To the extent that the fourth and sixth causes of action allege bad faith, we note that, "in order to establish a prima facie case of bad faith, the plaintiff must establish that the insurer's conduct constituted a gross disregard' of the insured's interests" (Pavia v State Farm Mut. Auto. Ins. Co., 82 NY2d 445, 453, rearg denied 83 NY2d 779). We conclude in appeal No. 1 that the fourth and sixth causes of action "should have been dismissed because they do not allege [any] conduct by [Allstate] constituting the requisite gross disregard of the insured's interests' necessary to support such causes of action" (Cooper v New York Cent. Mut. Fire Ins. Co., 72 AD3d 1556, 1557). Moreover, the "[a]llegations that [Allstate] had no good faith basis for denying coverage are redundant to [plaintiffs'] cause[s] of action for breach of contract based on the denial of coverage, and do not give rise to an independent tort cause of action, regardless of the insertion of tort language into the pleading" (Royal Indem. Co. v Salomon Smith Barney, 308 AD2d 349, 350; see Dinstber v Allstate Ins. Co., 110 AD3d 1410, 1411-1412).

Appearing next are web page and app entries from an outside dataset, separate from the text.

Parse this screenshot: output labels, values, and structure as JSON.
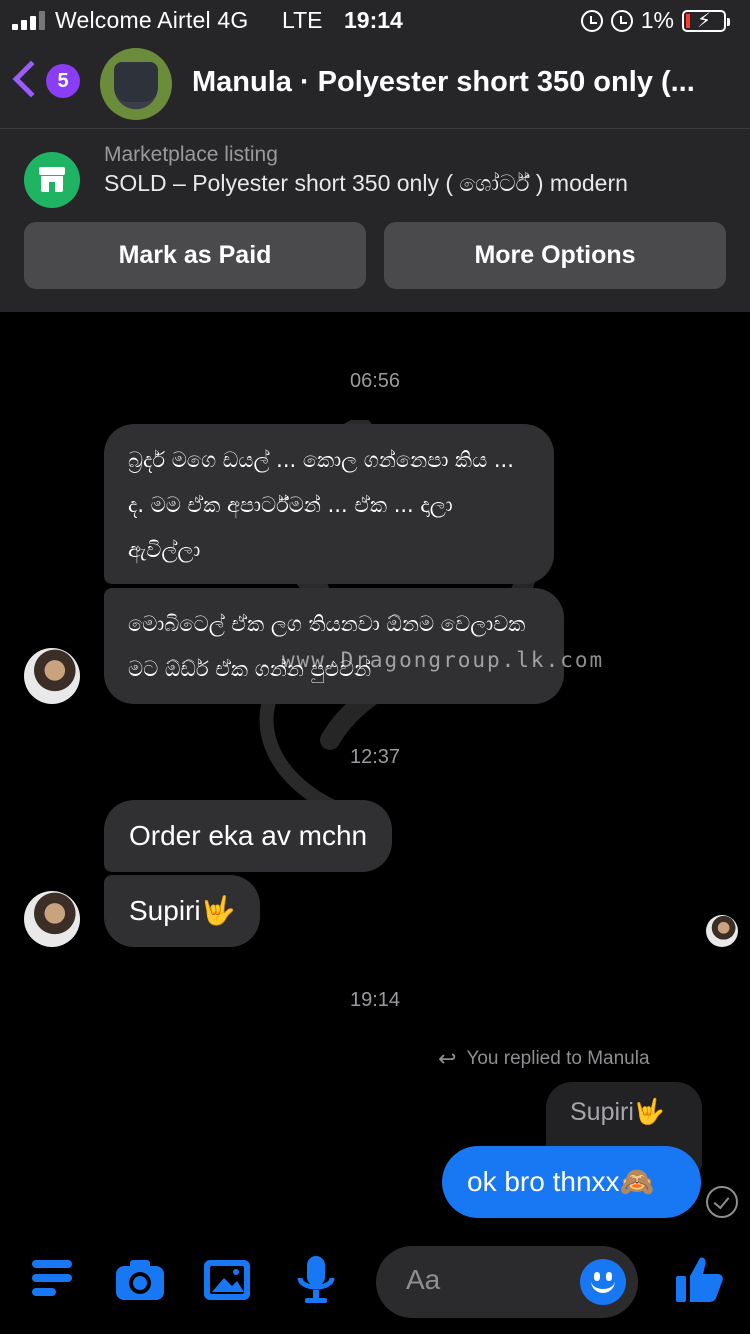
{
  "status_bar": {
    "carrier": "Welcome Airtel 4G",
    "network": "LTE",
    "time": "19:14",
    "battery": "1%"
  },
  "header": {
    "back_count": "5",
    "title": "Manula · Polyester short 350 only (..."
  },
  "listing": {
    "label": "Marketplace listing",
    "title": "SOLD – Polyester short 350 only ( ශෝර්ට් ) modern",
    "mark_paid": "Mark as Paid",
    "more_options": "More Options"
  },
  "messages": {
    "ts1": "06:56",
    "m1": "බ්‍රදර් මගෙ ඩයල් ... කොල ගන්නෙපා කිය ... ද. මම ඒක අපාර්ට්මන් ... ඒක ... දාලා ඇවිල්ලා",
    "m2": "මොබිටෙල් ඒක ලග තියනවා ඕනම වෙලාවක මට ඕඩ්ර් ඒක ගන්න පුළුවන්",
    "ts2": "12:37",
    "m3": "Order eka av   mchn",
    "m4": "Supiri🤟",
    "ts3": "19:14",
    "reply_note": "You replied to Manula",
    "quoted": "Supiri🤟",
    "mine": "ok bro thnxx🙈"
  },
  "watermark": "www.Dragongroup.lk.com",
  "composer": {
    "placeholder": "Aa"
  },
  "icons": [
    "back-chevron-icon",
    "marketplace-store-icon",
    "menu-icon",
    "camera-icon",
    "image-icon",
    "microphone-icon",
    "emoji-icon",
    "like-icon",
    "seen-check-icon",
    "reply-arrow-icon"
  ],
  "colors": {
    "accent": "#1877f2",
    "purple": "#8b3cf5",
    "marketplace": "#1fb463"
  }
}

Inasmuch as plaintiffs also demanded punitive damages in the fourth cause of action, we likewise agree with Allstate in appeal No. 2 that the court erred in denying as moot that part of its motion to dismiss the demand for punitive damages after plaintiffs withdrew the fifth cause of action. "A demand or request for punitive damages is parasitic and possesses no viability absent its attachment to a substantive cause of action" (Rocanova v Equitable Life Assur. Socy. of U.S., 83 NY2d 603, 616). Here, the complaint fails to set forth "the pleading elements required to state a claim for punitive damages" (New York Univ. v Continental Ins. Co., 87 NY2d 308, 316); plaintiffs' "conclusory allegation[s] as to [Allstate's] motive for [its] refusal [to pay the claim are] an insufficient premise for a demand for punitive damages" (Aldrich v Aetna Life & Cas. Ins. Co., 140 AD2d 574, 574).

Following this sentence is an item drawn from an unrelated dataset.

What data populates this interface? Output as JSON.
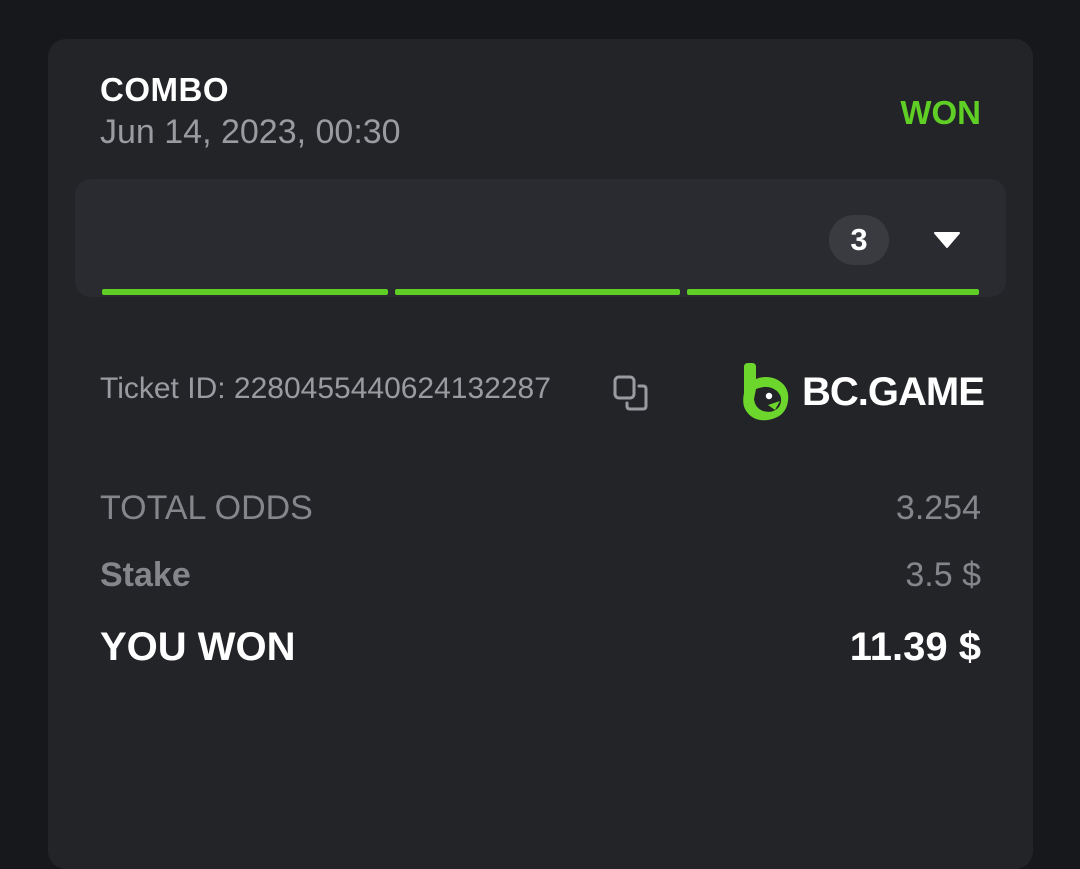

We further agree with Allstate in appeal No. 1 that plaintiffs failed to state a cause of action for untimely disclaimer in the sixth cause of action. "Where, as here, the underlying claim does not arise out of an accident involving bodily injury or death, the notice of disclaimer provisions set forth in Insurance Law § 3420 (d) are inapplicable and, [u]nder the common-law rule, delay in giving notice of disclaimer of coverage, even if unreasonable, will not estop the insurer to disclaim unless the insured has suffered prejudice from the delay' " (Vecchiarelli v Continental Ins. Co., 277 AD2d 992, 993; see Legum v Allstate Ins. Co., 33 AD3d 670, 670; Rodriguez v Metropolitan Life Ins. Co., 251 AD2d 208, 208; see generally KeySpan Gas E. Corp. v Munich Reins. Am., Inc., 23 NY3d 583, 590). Contrary to plaintiffs' contention, their conclusory allegation that they were "damaged and prejudiced" by the untimely disclaimer is insufficient to withstand this CPLR 3211 (a) (7) motion to dismiss (see Tierney v Capricorn Invs., 189 AD2d 629, 632, lv denied 81 NY2d 710).

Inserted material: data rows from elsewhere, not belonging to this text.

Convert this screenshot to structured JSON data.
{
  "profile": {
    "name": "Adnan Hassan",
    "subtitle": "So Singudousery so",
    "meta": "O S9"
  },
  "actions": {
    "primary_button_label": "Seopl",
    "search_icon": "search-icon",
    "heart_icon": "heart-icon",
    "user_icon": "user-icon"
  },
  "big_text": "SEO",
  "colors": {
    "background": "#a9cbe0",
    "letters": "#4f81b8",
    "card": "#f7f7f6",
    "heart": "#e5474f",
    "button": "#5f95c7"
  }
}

Entered: October 2, 2015
Frances E. Cafarell
Clerk of the Court